What holds out the greatest promise, however, is the fact that in politics as nowhere else it is important to be informed and to have access to informed commentary, key elements of the New Economy. Group filtering throws light on much of what is emerging in the depths of society. The willingness of a person to join a particular group or party is directly affected by knowing how other people are reacting to information, and knowing their intentions. This is precisely the way we weigh up the prospects of a particular association. Election results depend not only on what people have heard about candidates and been told in their statements. No less important is whether they know who other people are going to vote for, and what considerations they are guided by. An admirably conceived group will not become popular if it does not show the requisite pace of growth. Good dynamic characteristics are in themselves a catalyst for voters.

Publicly available information about potential supporters of particular initiatives is decisive in determining the viability of civil and political associations. Before attempting to implement anything or joining any group, it is advisable to weigh up the likelihood of its attracting a sufficient number of supporters. Without that, all efforts will be wasted. An initiative may fail to take off, not because nobody is interested but purely because potential supporters are too dispersed. No businesslike initiative can afford not to attract the necessary social backing. The autocrats of old Russia were well aware of this secret and throughout Russian history kept socially active groups divided. When the favourites of the tsars were rewarded with lands, their patrimonies were scattered over an enormous area to prevent their owners acquiring a local power base.

A mechanism publicising the rallying of society around particular initiatives will substantially raise the meaningfulness and quality of political processes. The internet with its communicative capabilities offers excellent tools to do just this. It is merely a matter of making use of them. For this rules and procedures are needed to make it possible to collect well thought out, responsible proposals from people wishing to participate in a particular project. Responsibilities should be allocated on a basis of being well informed, that is, having the ability to take account of other people’s intentions.

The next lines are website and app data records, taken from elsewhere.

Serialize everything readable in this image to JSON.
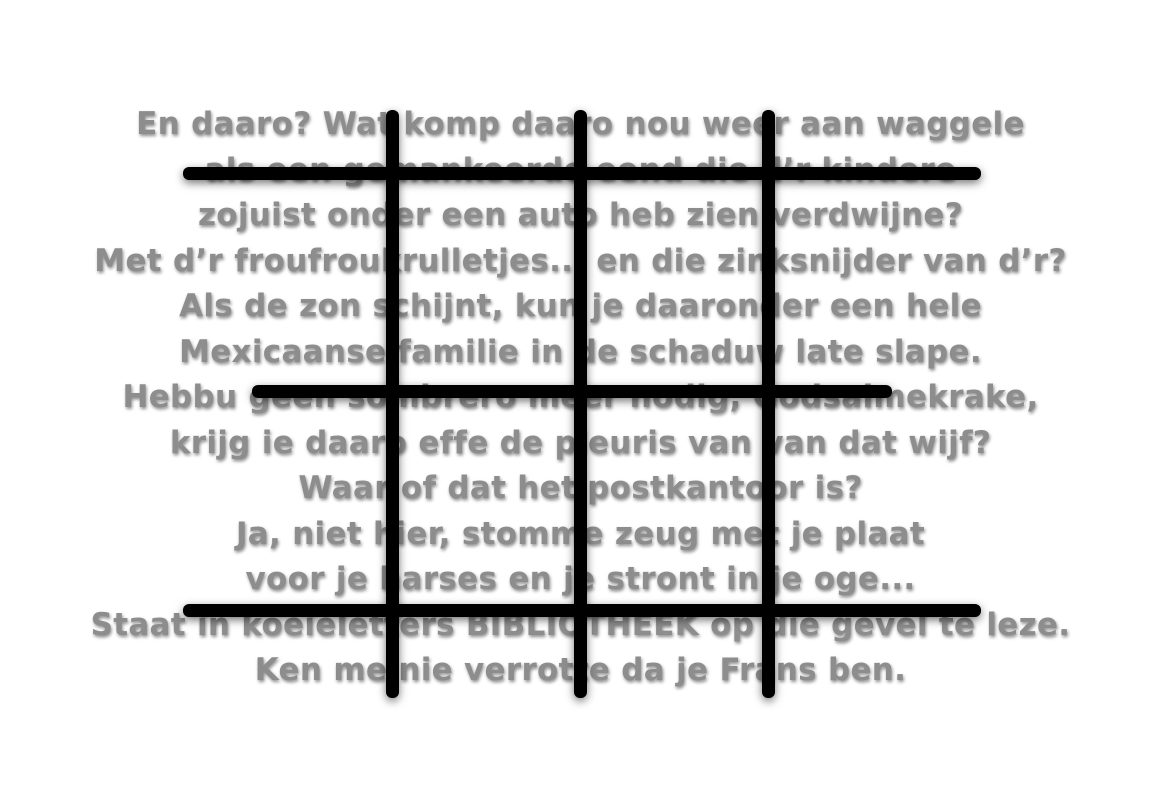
{
  "poem": {
    "lines": [
      "En daaro? Wat komp daaro nou weer aan waggele",
      "als een gemankeerde eend die d’r kindere",
      "zojuist onder een auto heb zien verdwijne?",
      "Met d’r froufroukrulletjes... en die zinksnijder van d’r?",
      "Als de zon schijnt, kun je daaronder een hele",
      "Mexicaanse familie in de schaduw late slape.",
      "Hebbu geen sombrero meer nodig, Godsalmekrake,",
      "krijg ie daaro effe de pleuris van van dat wijf?",
      "Waar of dat het postkantoor is?",
      "Ja, niet hier, stomme zeug met je plaat",
      "voor je harses en je stront in je oge...",
      "Staat in koeieletters BIBLIOTHEEK op die gevel te leze.",
      "Ken me nie verrotte da je Frans ben."
    ]
  },
  "colors": {
    "background": "#ffffff",
    "text": "#8d8d8d",
    "grid_bars": "#000000"
  }
}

Requirements for choosing knowledgeably include:

  • A comprehensible explanation of all proposals, including the cost of supporting them. This is needed to enable each individual to choose for himself what is most important and to direct his efforts intelligently;

  • Information about the minimum essential or optimal number of supporters required to make the project feasible and able to start;

  • Information online about the rate of increase of the number of people expressing a provisional intention of joining, and the “cost” of participating given the numbers currently listed.

It is critically important to state these conditions plainly and to make clear the moment at which a membership application assumes the form of a binding contract. Collaborative filtering is ideally suited to coping with these tasks, especially where it is desirable to know not only how many have signed up but also to have a deeper knowledge of who they are. If this kind of practice were adopted it would complicate the game of politics, but there is no simpler way apparent for balancing interests against each other without crushing any of the groups.

Two further important functions for the collaborative space are a 24/7 feedback channel for voters’ opinions, and a spokesperson for the feedback. Thus, a dynamic rating and reputation can be derived for the person eventually elected based on the online ratings of citizens which indicate how far actual policy is corresponding to pre-electoral promises. (This is clearly a threat for politicians.) It is also plain that collaborative filtering is a two-edged sword: knowing the views of the public may make it easier to pander to them. However, the strength of the institution is that (a) leaders will have to compete openly; (b) they will not be able to control a multi-million social arbiter.